Spring tasks


  • A diary is useful for noting down reminders and key events in the garden. A rough sketch of the garden is helpful to mark where more colour is needed at different times of the year.  

  • When the lawn begins to grow in spring, we mow, rake and spike it with a fork to improve drainage. A very thin layer of mixed sand and fine compost is applied and lightly brushed into the grass. Finally, a dilute liquid lawn fertilizer is applied.

  • Fences and wooden garden furniture are spruced up with a dark brown preservative to give a uniform colour and a strong contrast against the foliage.

  • The compost heap is turned over in early spring to aerate and speed up the composting process so that it is ready for use in May.

  • We search around the plants of hardy cyclamen, hellebores and aconites for self-set seedlings to transplant to different areas of the garden.

  • We pinch out the growing tips on acers that we wish to keep to a compact shape and size.

  • Overcrowded perennials, such as crocosmia, geranium and phlox are split up. The additional plants created are put elsewhere in the garden in groups of three, five or seven for maximum effect. 

  • In early spring, the tuberous begonias that have been over-wintered in a dry, frost-free area are put in a little damp compost to encourage growth. In late spring the sprouting tubers are planted in containers and tiered baskets in a half-and-half mixture of soil and home-produced compost, with the addition of long-acting fertilizer granules.
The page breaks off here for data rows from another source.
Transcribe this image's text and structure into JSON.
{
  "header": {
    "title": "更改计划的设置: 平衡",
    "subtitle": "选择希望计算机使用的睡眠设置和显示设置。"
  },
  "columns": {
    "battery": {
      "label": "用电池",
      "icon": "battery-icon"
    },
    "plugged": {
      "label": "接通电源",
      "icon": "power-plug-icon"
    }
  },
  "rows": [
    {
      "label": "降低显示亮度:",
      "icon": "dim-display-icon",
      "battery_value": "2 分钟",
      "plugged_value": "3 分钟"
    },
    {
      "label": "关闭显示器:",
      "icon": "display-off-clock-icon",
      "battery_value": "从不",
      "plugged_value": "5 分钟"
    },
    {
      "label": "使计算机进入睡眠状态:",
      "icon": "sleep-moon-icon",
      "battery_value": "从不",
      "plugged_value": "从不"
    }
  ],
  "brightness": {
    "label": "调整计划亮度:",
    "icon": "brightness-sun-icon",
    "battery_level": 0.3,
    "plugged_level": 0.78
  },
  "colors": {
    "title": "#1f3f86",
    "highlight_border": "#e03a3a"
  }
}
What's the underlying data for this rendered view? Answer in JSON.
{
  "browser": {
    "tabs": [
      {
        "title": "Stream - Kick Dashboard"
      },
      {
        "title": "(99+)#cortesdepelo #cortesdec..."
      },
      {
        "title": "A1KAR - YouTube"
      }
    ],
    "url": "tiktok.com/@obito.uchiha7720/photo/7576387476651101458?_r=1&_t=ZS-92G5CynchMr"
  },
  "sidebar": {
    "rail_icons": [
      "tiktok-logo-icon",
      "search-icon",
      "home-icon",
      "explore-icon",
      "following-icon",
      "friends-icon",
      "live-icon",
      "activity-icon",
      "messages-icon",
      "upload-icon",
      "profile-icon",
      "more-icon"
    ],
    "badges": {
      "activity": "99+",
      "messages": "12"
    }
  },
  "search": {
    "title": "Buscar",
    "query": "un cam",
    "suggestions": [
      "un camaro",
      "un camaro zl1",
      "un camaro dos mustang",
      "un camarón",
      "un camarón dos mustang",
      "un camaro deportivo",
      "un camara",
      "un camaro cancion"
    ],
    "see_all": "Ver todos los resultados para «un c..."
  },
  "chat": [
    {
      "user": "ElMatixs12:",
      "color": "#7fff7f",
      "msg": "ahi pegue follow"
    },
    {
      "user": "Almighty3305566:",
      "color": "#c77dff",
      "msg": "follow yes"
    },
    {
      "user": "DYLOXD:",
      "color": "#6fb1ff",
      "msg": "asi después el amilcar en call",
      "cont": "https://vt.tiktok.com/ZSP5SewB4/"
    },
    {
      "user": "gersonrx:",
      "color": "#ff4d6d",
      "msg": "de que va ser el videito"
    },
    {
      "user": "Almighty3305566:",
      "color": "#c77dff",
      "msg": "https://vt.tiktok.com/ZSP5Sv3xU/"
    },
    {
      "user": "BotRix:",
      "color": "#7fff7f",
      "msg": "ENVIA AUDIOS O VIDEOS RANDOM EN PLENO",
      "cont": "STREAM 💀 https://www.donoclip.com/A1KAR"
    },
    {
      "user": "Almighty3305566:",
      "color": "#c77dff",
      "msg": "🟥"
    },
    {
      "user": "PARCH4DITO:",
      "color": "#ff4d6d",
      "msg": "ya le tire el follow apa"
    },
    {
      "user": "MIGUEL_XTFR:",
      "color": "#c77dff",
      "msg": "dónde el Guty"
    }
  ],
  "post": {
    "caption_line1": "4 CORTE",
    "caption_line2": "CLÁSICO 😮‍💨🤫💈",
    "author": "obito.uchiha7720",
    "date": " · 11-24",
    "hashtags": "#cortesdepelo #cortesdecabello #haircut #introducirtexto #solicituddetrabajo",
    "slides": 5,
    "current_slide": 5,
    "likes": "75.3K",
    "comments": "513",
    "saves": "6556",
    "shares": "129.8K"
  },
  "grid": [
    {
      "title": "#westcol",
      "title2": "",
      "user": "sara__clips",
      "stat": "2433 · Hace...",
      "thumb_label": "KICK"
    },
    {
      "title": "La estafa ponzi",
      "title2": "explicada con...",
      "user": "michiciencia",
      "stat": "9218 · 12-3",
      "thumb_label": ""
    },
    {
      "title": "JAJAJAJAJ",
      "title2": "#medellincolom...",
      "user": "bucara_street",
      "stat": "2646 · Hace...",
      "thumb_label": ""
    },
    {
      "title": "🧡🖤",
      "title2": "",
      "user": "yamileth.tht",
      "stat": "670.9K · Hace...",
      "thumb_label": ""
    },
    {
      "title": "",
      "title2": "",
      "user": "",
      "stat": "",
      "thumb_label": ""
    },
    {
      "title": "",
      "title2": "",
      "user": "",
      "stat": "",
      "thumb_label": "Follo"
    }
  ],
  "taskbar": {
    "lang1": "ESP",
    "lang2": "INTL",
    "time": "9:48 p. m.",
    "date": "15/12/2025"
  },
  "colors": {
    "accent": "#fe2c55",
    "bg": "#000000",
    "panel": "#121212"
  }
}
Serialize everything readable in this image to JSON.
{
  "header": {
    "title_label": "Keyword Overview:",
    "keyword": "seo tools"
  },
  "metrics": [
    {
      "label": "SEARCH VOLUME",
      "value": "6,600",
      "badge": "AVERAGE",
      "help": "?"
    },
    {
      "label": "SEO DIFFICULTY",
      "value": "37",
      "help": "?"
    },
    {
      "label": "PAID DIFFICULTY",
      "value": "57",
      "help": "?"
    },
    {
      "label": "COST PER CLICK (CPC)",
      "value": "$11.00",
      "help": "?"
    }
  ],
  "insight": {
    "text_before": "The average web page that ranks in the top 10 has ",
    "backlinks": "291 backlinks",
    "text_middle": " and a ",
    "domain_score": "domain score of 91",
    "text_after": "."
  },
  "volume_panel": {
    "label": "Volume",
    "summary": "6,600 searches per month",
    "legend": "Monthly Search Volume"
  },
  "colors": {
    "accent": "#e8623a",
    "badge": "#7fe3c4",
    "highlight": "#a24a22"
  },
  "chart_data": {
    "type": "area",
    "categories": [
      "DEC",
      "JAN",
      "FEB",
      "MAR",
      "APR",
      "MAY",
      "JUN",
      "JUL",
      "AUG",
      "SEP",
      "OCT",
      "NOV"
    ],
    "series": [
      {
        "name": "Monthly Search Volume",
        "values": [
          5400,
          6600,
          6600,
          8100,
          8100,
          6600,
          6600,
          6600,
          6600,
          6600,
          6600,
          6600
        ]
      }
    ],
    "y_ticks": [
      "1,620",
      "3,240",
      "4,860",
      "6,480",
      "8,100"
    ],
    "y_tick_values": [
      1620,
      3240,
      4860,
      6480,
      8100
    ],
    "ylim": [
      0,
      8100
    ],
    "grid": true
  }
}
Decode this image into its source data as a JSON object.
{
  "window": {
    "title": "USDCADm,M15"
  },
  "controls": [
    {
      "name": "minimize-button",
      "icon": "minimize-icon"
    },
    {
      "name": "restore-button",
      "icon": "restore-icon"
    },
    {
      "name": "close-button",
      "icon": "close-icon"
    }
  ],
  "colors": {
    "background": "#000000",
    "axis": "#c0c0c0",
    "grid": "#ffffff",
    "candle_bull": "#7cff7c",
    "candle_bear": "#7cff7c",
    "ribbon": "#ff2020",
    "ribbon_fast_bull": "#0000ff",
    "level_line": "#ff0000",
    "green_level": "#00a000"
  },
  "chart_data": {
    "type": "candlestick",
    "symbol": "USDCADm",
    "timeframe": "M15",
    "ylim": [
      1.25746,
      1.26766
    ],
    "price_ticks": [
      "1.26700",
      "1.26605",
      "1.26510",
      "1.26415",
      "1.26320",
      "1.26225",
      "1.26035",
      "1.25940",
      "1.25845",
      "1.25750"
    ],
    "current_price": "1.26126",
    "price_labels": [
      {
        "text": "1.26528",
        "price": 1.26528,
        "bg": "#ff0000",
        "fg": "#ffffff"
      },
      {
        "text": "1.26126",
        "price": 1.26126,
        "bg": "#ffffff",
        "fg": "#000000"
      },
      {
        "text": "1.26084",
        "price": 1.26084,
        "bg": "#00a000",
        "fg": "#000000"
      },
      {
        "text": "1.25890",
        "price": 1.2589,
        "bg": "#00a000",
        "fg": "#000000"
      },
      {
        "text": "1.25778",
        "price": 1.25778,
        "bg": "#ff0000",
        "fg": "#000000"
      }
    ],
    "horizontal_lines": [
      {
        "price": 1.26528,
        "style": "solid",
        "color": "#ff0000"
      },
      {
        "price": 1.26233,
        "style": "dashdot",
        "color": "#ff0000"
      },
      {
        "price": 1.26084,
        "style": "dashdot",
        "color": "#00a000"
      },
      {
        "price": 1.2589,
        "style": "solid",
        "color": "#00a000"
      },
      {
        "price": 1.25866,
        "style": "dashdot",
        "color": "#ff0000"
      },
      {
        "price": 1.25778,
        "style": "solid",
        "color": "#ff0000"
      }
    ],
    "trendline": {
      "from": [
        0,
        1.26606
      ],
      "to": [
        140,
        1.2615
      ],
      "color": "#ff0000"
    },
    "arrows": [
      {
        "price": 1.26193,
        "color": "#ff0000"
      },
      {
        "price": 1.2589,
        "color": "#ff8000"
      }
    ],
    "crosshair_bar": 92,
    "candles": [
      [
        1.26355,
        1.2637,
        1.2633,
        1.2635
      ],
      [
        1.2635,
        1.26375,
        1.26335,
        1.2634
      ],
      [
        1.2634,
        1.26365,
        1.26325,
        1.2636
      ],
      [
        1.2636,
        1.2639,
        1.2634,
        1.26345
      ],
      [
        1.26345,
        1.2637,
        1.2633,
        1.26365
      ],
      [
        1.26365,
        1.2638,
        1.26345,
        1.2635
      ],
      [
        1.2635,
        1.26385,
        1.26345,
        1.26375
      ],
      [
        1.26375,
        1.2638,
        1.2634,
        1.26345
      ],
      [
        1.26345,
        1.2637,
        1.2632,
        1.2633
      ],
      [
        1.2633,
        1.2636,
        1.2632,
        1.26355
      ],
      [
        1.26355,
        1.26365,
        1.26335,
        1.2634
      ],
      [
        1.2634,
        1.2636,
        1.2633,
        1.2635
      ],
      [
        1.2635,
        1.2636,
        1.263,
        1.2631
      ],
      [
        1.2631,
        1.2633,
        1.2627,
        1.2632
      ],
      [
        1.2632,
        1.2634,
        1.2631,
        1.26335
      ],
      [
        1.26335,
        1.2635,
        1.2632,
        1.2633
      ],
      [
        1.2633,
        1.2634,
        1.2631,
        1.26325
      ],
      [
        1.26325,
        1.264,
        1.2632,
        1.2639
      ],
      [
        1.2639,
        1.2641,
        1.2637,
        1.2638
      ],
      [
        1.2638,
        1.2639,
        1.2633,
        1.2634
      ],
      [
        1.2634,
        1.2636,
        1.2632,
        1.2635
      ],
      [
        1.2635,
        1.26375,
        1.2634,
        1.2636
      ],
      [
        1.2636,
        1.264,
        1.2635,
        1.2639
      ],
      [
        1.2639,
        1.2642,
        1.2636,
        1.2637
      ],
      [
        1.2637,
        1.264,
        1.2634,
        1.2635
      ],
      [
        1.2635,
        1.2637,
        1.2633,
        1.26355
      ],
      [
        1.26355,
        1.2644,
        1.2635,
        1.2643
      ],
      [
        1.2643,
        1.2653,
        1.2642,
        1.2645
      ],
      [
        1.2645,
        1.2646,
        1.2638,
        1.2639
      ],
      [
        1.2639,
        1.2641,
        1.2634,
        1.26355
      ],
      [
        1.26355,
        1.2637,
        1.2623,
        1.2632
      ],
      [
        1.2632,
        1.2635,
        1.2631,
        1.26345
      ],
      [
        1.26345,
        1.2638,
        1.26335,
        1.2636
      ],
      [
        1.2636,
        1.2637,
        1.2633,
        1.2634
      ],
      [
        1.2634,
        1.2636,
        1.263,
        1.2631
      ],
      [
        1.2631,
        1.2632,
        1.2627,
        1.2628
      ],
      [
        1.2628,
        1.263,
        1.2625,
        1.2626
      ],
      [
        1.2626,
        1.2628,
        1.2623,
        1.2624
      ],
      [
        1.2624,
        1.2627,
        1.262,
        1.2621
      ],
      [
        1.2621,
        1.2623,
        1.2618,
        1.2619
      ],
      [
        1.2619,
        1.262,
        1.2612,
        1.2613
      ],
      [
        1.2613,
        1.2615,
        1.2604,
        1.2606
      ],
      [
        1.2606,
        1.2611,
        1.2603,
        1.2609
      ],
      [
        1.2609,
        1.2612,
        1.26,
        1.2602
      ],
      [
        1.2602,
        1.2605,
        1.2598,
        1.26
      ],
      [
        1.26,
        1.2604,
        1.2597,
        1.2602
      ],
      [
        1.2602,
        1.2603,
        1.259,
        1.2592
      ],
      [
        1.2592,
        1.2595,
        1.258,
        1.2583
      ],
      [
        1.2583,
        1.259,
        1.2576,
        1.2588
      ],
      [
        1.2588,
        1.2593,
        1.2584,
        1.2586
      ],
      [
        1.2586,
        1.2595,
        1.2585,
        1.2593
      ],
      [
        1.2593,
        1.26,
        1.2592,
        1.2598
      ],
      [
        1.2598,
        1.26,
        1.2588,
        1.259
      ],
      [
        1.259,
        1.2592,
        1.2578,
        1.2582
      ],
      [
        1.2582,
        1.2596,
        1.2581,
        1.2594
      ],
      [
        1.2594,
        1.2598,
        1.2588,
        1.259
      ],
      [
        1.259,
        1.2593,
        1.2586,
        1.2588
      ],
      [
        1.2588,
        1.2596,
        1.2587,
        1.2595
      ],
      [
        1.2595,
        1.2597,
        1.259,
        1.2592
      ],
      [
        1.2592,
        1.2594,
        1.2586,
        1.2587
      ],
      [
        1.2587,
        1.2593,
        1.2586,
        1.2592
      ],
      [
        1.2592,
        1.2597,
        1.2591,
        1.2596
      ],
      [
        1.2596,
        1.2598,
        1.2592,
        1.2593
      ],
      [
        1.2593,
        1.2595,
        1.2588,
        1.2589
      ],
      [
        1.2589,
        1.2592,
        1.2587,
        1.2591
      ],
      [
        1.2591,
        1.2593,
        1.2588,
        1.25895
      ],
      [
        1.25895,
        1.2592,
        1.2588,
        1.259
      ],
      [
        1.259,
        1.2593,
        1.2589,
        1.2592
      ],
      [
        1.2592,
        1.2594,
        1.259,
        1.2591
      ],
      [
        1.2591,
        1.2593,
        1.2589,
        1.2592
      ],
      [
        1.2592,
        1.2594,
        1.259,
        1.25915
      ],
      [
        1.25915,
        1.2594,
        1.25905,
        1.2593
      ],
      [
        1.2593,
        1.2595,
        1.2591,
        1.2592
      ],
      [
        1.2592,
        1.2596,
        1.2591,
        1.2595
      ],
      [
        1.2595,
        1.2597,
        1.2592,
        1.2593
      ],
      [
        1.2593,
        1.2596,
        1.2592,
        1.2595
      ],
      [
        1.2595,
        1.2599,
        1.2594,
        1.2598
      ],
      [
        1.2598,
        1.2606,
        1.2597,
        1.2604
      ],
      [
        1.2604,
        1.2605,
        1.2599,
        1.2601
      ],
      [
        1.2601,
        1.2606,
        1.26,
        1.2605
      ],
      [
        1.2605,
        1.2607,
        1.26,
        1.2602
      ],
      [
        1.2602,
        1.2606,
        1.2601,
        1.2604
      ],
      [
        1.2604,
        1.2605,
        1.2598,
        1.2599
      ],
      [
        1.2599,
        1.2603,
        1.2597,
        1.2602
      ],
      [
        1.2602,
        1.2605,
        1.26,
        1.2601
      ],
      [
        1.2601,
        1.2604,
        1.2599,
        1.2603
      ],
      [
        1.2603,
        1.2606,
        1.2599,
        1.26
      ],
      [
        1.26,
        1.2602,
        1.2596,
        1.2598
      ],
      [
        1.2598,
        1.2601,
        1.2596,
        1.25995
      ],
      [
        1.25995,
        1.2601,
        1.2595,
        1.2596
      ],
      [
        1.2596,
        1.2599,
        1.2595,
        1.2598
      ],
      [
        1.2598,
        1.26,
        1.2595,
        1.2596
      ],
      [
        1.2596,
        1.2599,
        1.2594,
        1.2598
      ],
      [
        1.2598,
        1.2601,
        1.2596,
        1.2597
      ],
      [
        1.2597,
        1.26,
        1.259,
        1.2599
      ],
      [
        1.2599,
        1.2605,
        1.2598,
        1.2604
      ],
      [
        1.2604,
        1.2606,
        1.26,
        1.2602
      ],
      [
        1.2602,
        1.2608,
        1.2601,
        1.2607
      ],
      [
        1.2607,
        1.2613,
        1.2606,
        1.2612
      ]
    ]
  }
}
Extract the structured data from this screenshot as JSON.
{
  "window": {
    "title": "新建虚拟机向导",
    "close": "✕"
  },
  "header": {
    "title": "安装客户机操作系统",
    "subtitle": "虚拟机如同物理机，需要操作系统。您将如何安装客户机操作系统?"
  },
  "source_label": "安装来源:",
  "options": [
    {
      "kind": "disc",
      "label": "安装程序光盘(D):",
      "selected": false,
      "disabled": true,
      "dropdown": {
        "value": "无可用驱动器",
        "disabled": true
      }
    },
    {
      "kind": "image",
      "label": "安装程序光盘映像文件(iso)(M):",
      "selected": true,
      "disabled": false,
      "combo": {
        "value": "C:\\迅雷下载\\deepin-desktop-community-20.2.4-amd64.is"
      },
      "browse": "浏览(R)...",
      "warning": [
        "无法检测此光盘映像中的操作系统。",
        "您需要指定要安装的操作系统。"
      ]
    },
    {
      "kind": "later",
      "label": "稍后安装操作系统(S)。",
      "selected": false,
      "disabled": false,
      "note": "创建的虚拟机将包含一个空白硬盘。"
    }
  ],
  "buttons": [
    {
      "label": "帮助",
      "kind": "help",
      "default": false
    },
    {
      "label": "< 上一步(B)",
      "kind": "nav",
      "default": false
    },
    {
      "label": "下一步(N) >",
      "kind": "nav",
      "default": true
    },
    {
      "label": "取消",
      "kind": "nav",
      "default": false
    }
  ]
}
Water storing granules are placed in the lower third of the compost to encourage the roots to search for moisture.

  • Daffodils and tulips are deadheaded after flowering, but we wait six weeks before removing the leaves.

  • We remove camellia and rhododendron flowers after blooming. About every two years we give a feed of acidic (ericaceous) fertilizer granules to azaleas, camellias, rhododendrons, and other acid-loving shrubs.

  • Lilies live for many years in the ground, but there’s always space for more and these are planted in early spring. Lily plants need to be checked regularly for bright red lily beetles - especially on sunny days in spring and summer!

  • A large decorative, ceramic, pot in the garden can be used throughout the year. However, by using a plastic pot insert, the floral display can be quickly changed for another plastic pot, which is already planted up for a different season. For example, in late spring we exchange winter flowering pansies for summer flowering begonias.
© All Rights Reserved fourseasonsgarden
Please do not download our photo images from this website to use for publication or any commercial reason without our permission. Images may not be copied, reproduced, published or distributed in any medium without the expressed written permission of the copyright holder.